Start of Data under study
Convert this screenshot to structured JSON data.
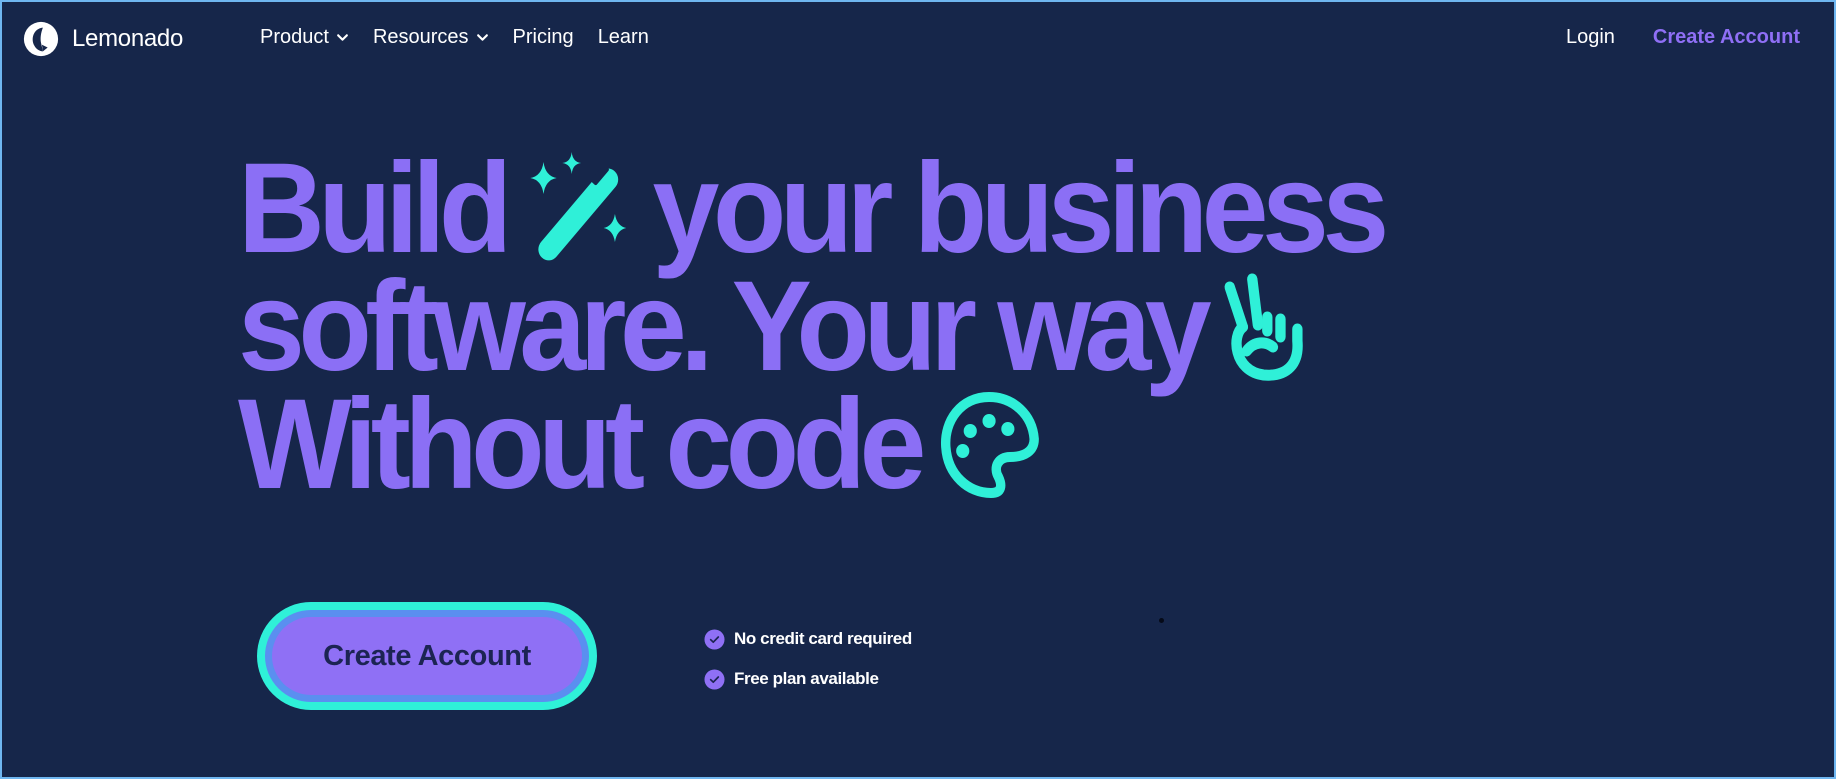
{
  "brand": {
    "name": "Lemonado",
    "logo_icon": "lemonado-logo-icon"
  },
  "nav": {
    "items": [
      {
        "label": "Product",
        "has_dropdown": true
      },
      {
        "label": "Resources",
        "has_dropdown": true
      },
      {
        "label": "Pricing",
        "has_dropdown": false
      },
      {
        "label": "Learn",
        "has_dropdown": false
      }
    ],
    "login_label": "Login",
    "create_account_label": "Create Account"
  },
  "hero": {
    "line1": {
      "word1": "Build",
      "icon": "magic-wand-icon",
      "word2": "your business"
    },
    "line2": {
      "text": "software. Your way",
      "icon": "victory-hand-icon"
    },
    "line3": {
      "text": "Without code",
      "icon": "palette-icon"
    },
    "cta_label": "Create Account",
    "benefits": [
      {
        "icon": "check-circle-icon",
        "label": "No credit card required"
      },
      {
        "icon": "check-circle-icon",
        "label": "Free plan available"
      }
    ]
  },
  "colors": {
    "background": "#16264a",
    "headline": "#8b6ff5",
    "accent_teal": "#2ff0d8",
    "accent_purple": "#8f70f5",
    "frame_border": "#6fb6f0"
  }
}
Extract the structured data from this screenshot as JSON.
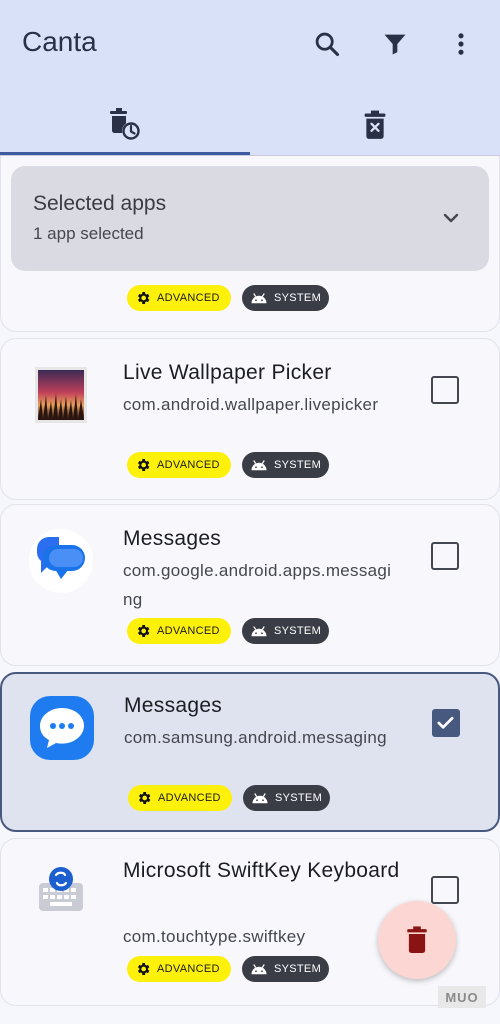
{
  "app": {
    "title": "Canta"
  },
  "toolbar": {
    "search_icon": "search-icon",
    "filter_icon": "filter-icon",
    "menu_icon": "more-vert-icon"
  },
  "tabs": [
    {
      "name": "uninstall-apps",
      "icon": "delete-clock-icon",
      "active": true
    },
    {
      "name": "uninstalled-apps",
      "icon": "delete-x-icon",
      "active": false
    }
  ],
  "selected_panel": {
    "title": "Selected apps",
    "subtitle": "1 app selected"
  },
  "chips": {
    "advanced": "ADVANCED",
    "system": "SYSTEM"
  },
  "apps": [
    {
      "name": "Live Wallpaper Picker",
      "package": "com.android.wallpaper.livepicker",
      "checked": false,
      "icon": "wallpaper-icon"
    },
    {
      "name": "Messages",
      "package": "com.google.android.apps.messaging",
      "checked": false,
      "icon": "google-messages-icon"
    },
    {
      "name": "Messages",
      "package": "com.samsung.android.messaging",
      "checked": true,
      "icon": "samsung-messages-icon"
    },
    {
      "name": "Microsoft SwiftKey Keyboard",
      "package": "com.touchtype.swiftkey",
      "checked": false,
      "icon": "swiftkey-icon"
    }
  ],
  "fab": {
    "icon": "delete-icon"
  },
  "watermark": "MUO",
  "colors": {
    "appbar": "#d9e1f8",
    "accent": "#3e5aa3",
    "advanced_chip": "#fdf00a",
    "system_chip": "#3a3d45",
    "fab": "#fbd6d2",
    "checkbox_checked": "#48597f"
  }
}
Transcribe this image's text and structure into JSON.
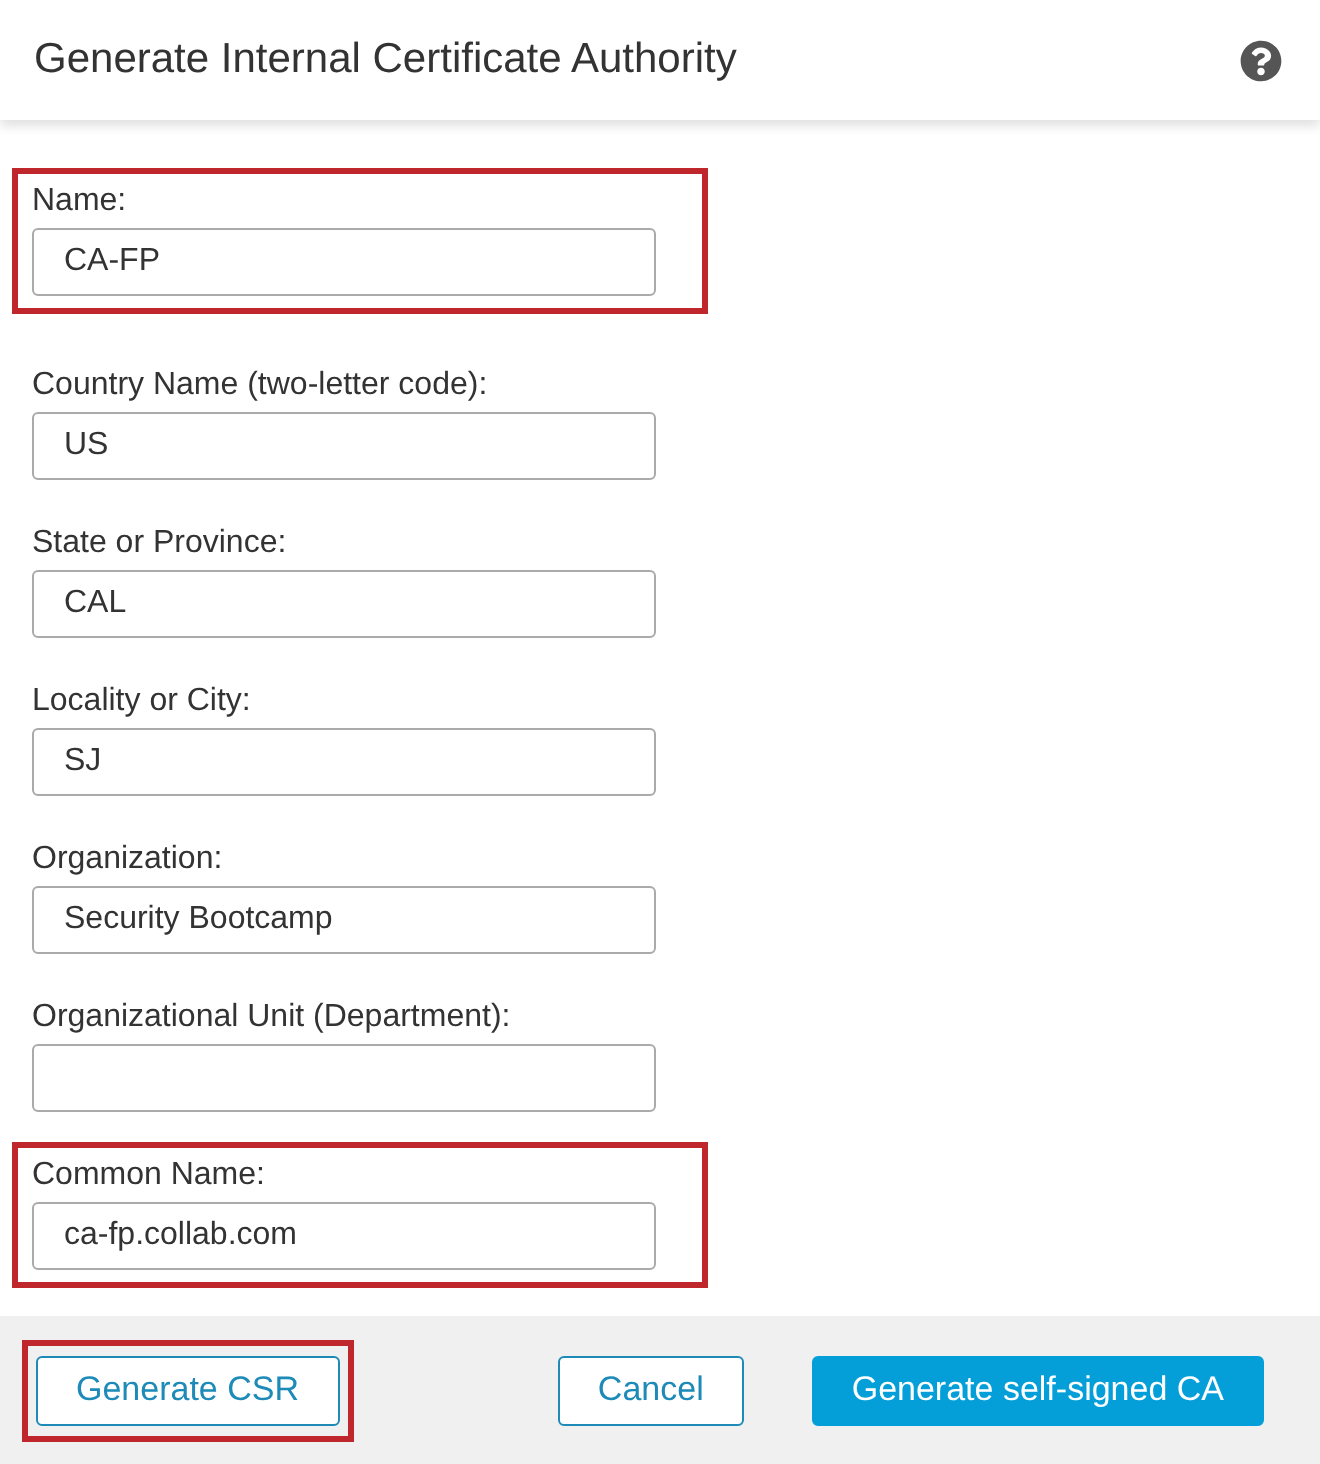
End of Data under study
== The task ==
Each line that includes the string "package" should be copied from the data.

== Answer to this task ==
      "package": "com.android.wallpaper.livepicker",
      "package": "com.google.android.apps.messaging",
      "package": "com.samsung.android.messaging",
      "package": "com.touchtype.swiftkey",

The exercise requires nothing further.